(Component data from apps and pages)
%%

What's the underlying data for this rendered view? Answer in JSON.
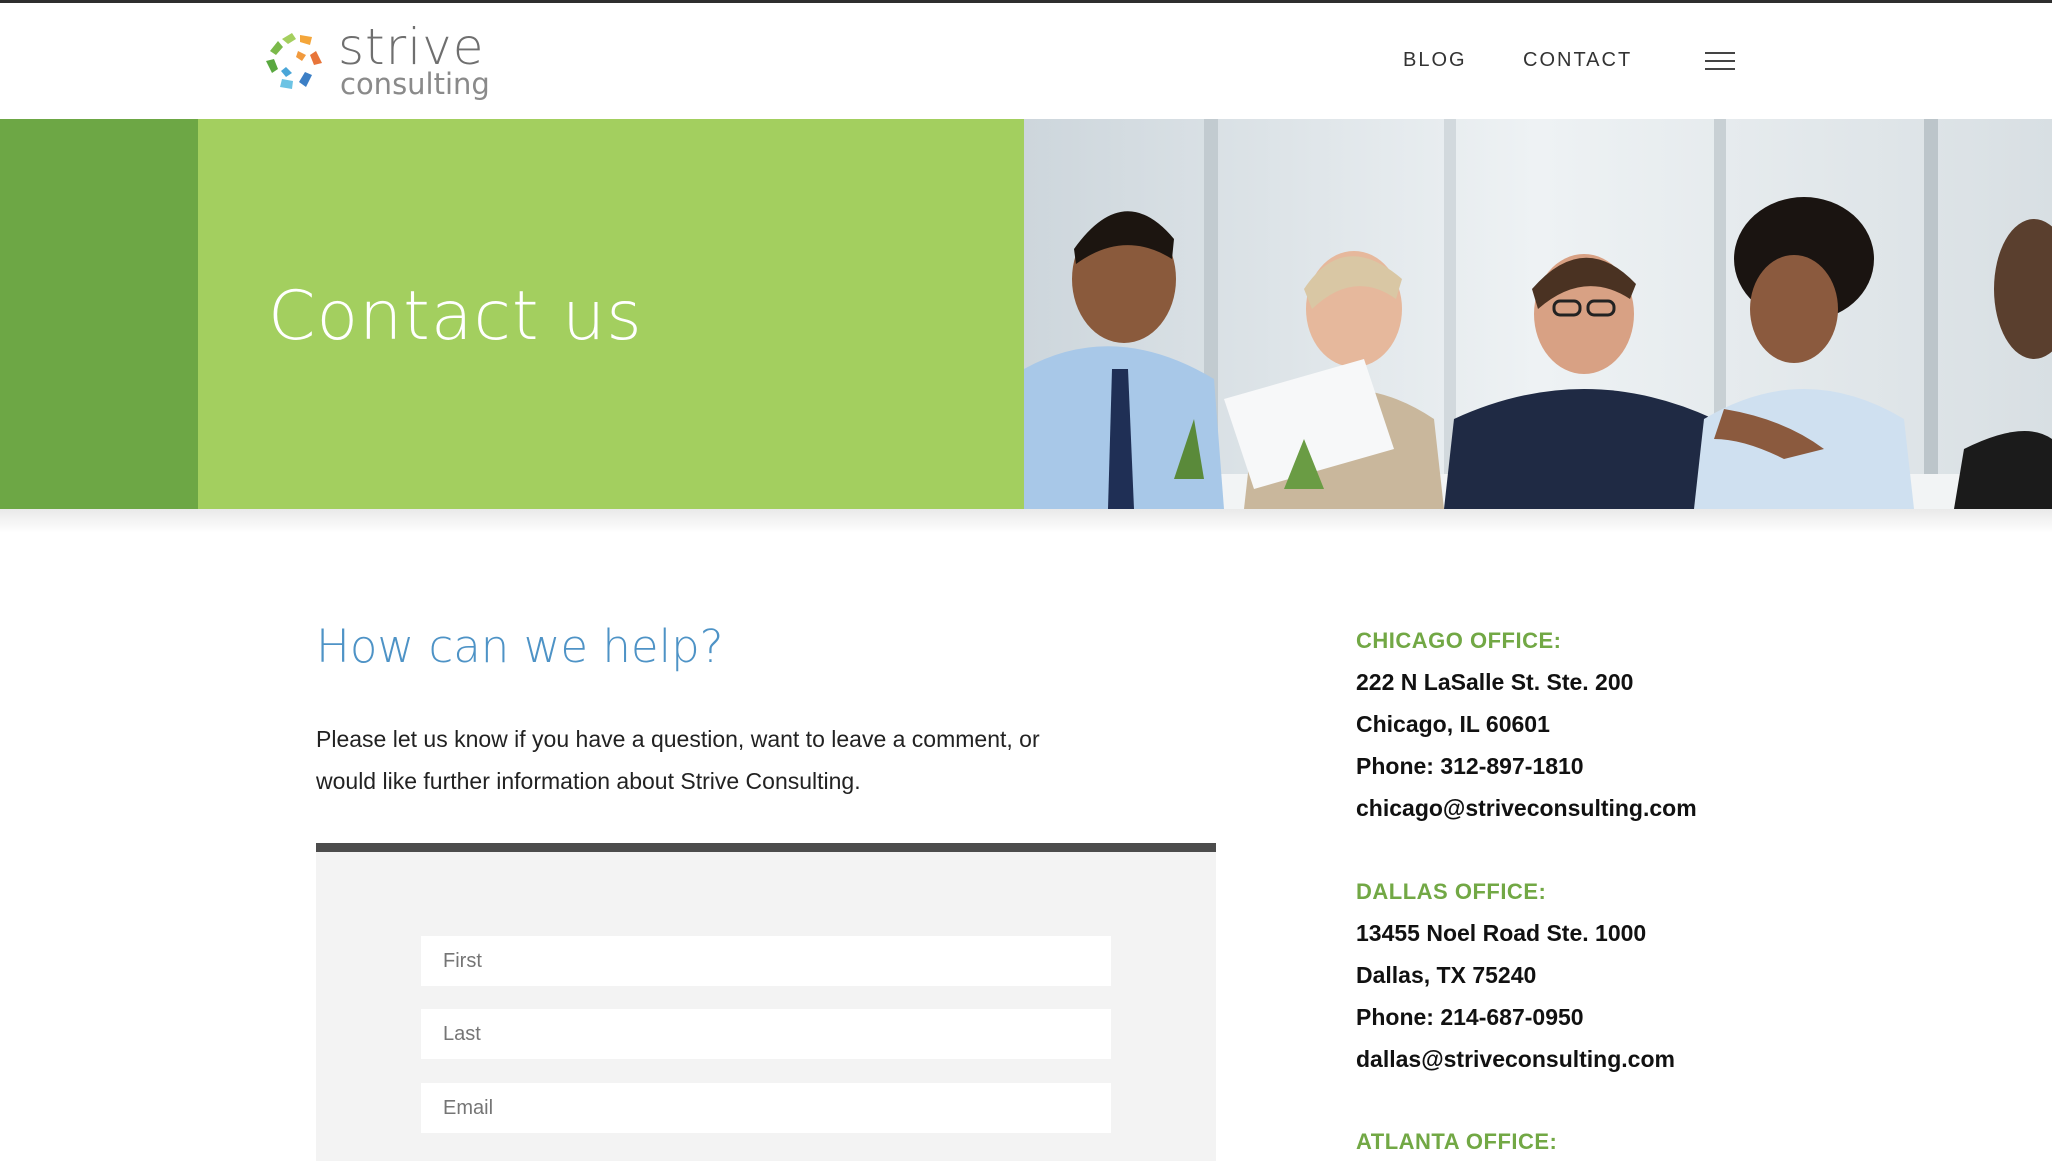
{
  "header": {
    "logo": {
      "word": "strive",
      "sub": "consulting"
    },
    "nav": {
      "blog": "BLOG",
      "contact": "CONTACT",
      "menu_icon": "hamburger-menu-icon"
    }
  },
  "hero": {
    "title": "Contact us",
    "photo": "team-meeting-photo"
  },
  "main": {
    "heading": "How can we help?",
    "intro_line1": "Please let us know if you have a question, want to leave a comment, or",
    "intro_line2": "would like further information about Strive Consulting.",
    "form": {
      "first_placeholder": "First",
      "last_placeholder": "Last",
      "email_placeholder": "Email"
    }
  },
  "offices": {
    "chicago": {
      "title": "CHICAGO OFFICE:",
      "address1": "222 N LaSalle St. Ste. 200",
      "address2": "Chicago, IL 60601",
      "phone": "Phone: 312-897-1810",
      "email": "chicago@striveconsulting.com"
    },
    "dallas": {
      "title": "DALLAS OFFICE:",
      "address1": "13455 Noel Road Ste. 1000",
      "address2": "Dallas, TX 75240",
      "phone": "Phone: 214-687-0950",
      "email": "dallas@striveconsulting.com"
    },
    "atlanta": {
      "title": "ATLANTA OFFICE:"
    }
  },
  "colors": {
    "green_dark": "#6da745",
    "green_light": "#a3cf5f",
    "office_title_green": "#72a845",
    "heading_blue": "#4e93c6",
    "form_border": "#4c4c4c"
  }
}
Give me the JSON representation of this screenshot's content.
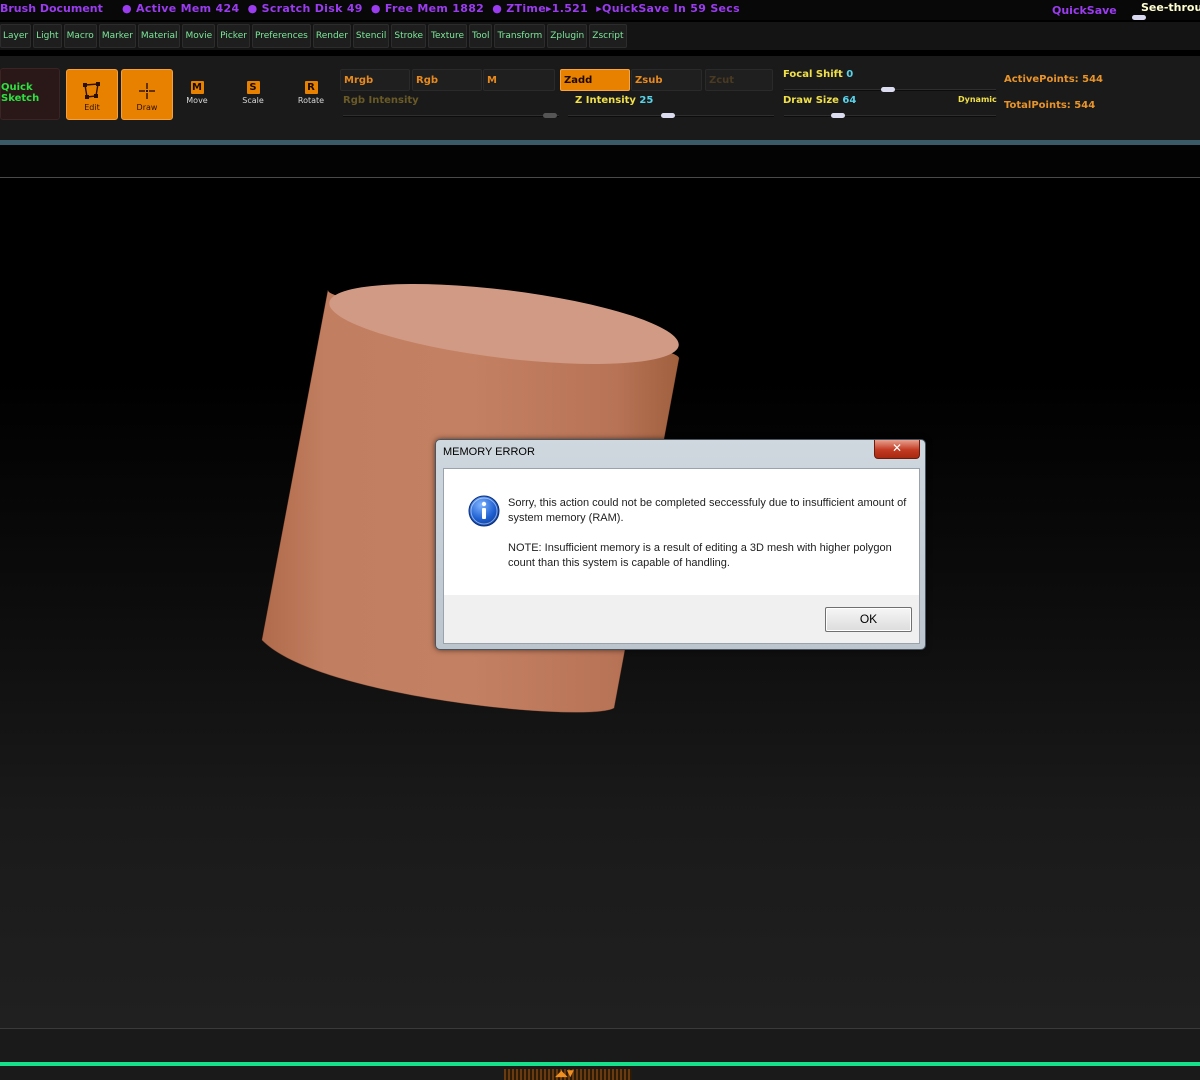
{
  "statusbar": {
    "document": "Brush Document",
    "active_mem": "● Active Mem 424",
    "scratch_disk": "● Scratch Disk 49",
    "free_mem": "● Free Mem 1882",
    "ztime": "● ZTime▸1.521",
    "quicksave_timer": "▸QuickSave In 59 Secs",
    "quicksave": "QuickSave",
    "see_through": "See-throu"
  },
  "menu": [
    "Layer",
    "Light",
    "Macro",
    "Marker",
    "Material",
    "Movie",
    "Picker",
    "Preferences",
    "Render",
    "Stencil",
    "Stroke",
    "Texture",
    "Tool",
    "Transform",
    "Zplugin",
    "Zscript"
  ],
  "toolbar": {
    "quick_sketch_line1": "Quick",
    "quick_sketch_line2": "Sketch",
    "edit": "Edit",
    "draw": "Draw",
    "move": "Move",
    "move_key": "M",
    "scale": "Scale",
    "scale_key": "S",
    "rotate": "Rotate",
    "rotate_key": "R",
    "mrgb": "Mrgb",
    "rgb": "Rgb",
    "m": "M",
    "rgb_intensity": "Rgb Intensity",
    "zadd": "Zadd",
    "zsub": "Zsub",
    "zcut": "Zcut",
    "z_intensity_label": "Z Intensity",
    "z_intensity_value": "25",
    "focal_shift_label": "Focal Shift",
    "focal_shift_value": "0",
    "draw_size_label": "Draw Size",
    "draw_size_value": "64",
    "dynamic": "Dynamic",
    "active_points": "ActivePoints: 544",
    "total_points": "TotalPoints: 544"
  },
  "dialog": {
    "title": "MEMORY ERROR",
    "close": "✕",
    "message": "Sorry, this action could not be completed seccessfuly due to insufficient amount of system memory (RAM).",
    "note": "NOTE: Insufficient memory is a result of editing a 3D mesh with higher polygon count than this system is capable of handling.",
    "ok": "OK"
  },
  "bottom": {
    "arrows": "◢◣▼"
  },
  "colors": {
    "accent": "#e98100",
    "cylinder": "#c07a5c",
    "status_purple": "#9b3cf0",
    "menu_green": "#7de89a",
    "bottom_green": "#17e08a"
  }
}
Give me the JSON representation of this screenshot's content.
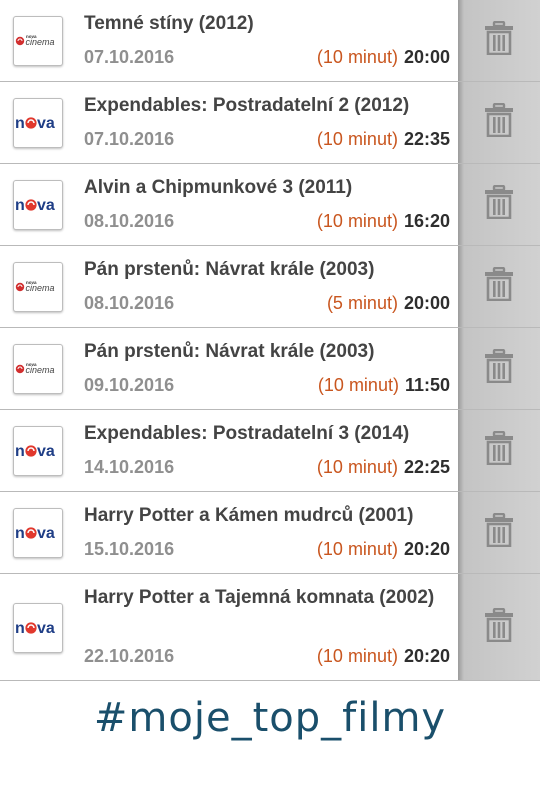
{
  "programs": [
    {
      "channel": "nova cinema",
      "title": "Temné stíny (2012)",
      "date": "07.10.2016",
      "reminder": "(10 minut)",
      "time": "20:00"
    },
    {
      "channel": "nova",
      "title": "Expendables: Postradatelní 2 (2012)",
      "date": "07.10.2016",
      "reminder": "(10 minut)",
      "time": "22:35"
    },
    {
      "channel": "nova",
      "title": "Alvin a Chipmunkové 3 (2011)",
      "date": "08.10.2016",
      "reminder": "(10 minut)",
      "time": "16:20"
    },
    {
      "channel": "nova cinema",
      "title": "Pán prstenů: Návrat krále (2003)",
      "date": "08.10.2016",
      "reminder": "(5 minut)",
      "time": "20:00"
    },
    {
      "channel": "nova cinema",
      "title": "Pán prstenů: Návrat krále (2003)",
      "date": "09.10.2016",
      "reminder": "(10 minut)",
      "time": "11:50"
    },
    {
      "channel": "nova",
      "title": "Expendables: Postradatelní 3 (2014)",
      "date": "14.10.2016",
      "reminder": "(10 minut)",
      "time": "22:25"
    },
    {
      "channel": "nova",
      "title": "Harry Potter a Kámen mudrců (2001)",
      "date": "15.10.2016",
      "reminder": "(10 minut)",
      "time": "20:20"
    },
    {
      "channel": "nova",
      "title": "Harry Potter a Tajemná komnata (2002)",
      "date": "22.10.2016",
      "reminder": "(10 minut)",
      "time": "20:20"
    }
  ],
  "hashtag": "#moje_top_filmy",
  "colors": {
    "title": "#444444",
    "date": "#8f8f8f",
    "reminder": "#c9561f",
    "time": "#2e2e2e",
    "delete_bg": "#d1d1d1",
    "hashtag": "#1a4f6b"
  },
  "icons": {
    "delete": "trash-icon",
    "channel_nova": "nova-logo",
    "channel_nova_cinema": "nova-cinema-logo"
  }
}
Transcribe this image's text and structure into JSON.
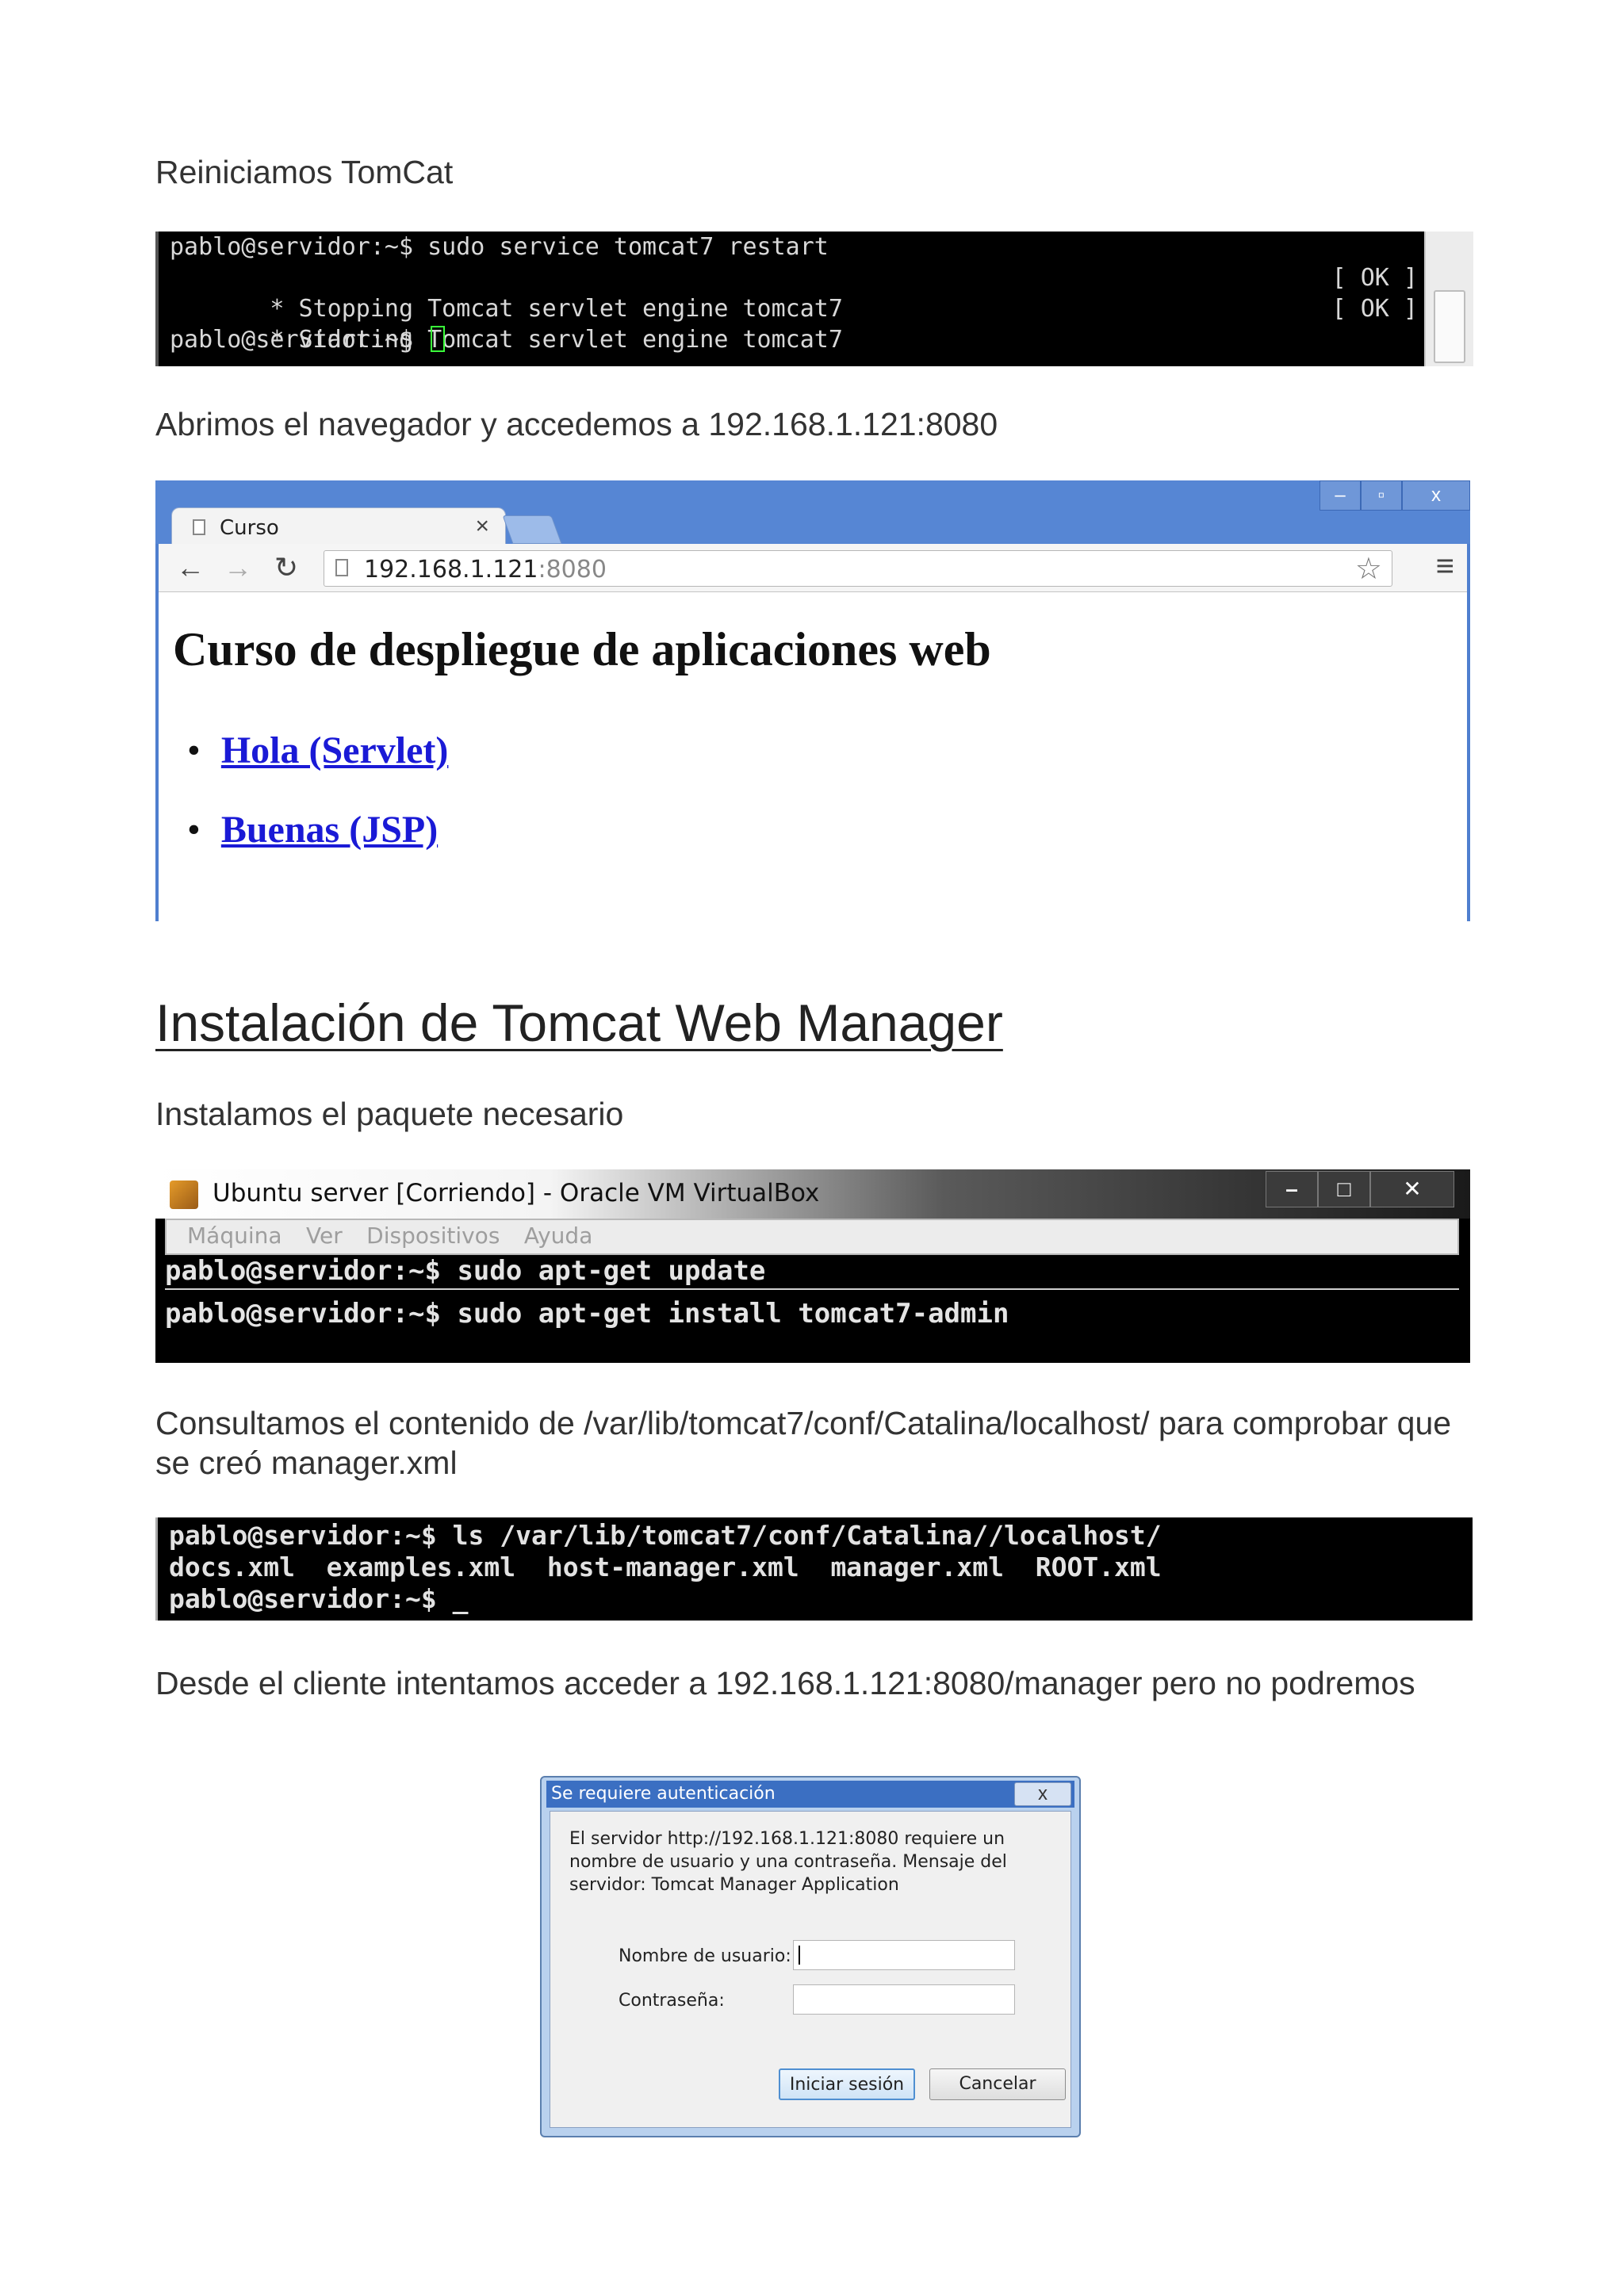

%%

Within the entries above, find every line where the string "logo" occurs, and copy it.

→ Task result
    "logo": {
    "channel_nova": "nova-logo",
    "channel_nova_cinema": "nova-cinema-logo"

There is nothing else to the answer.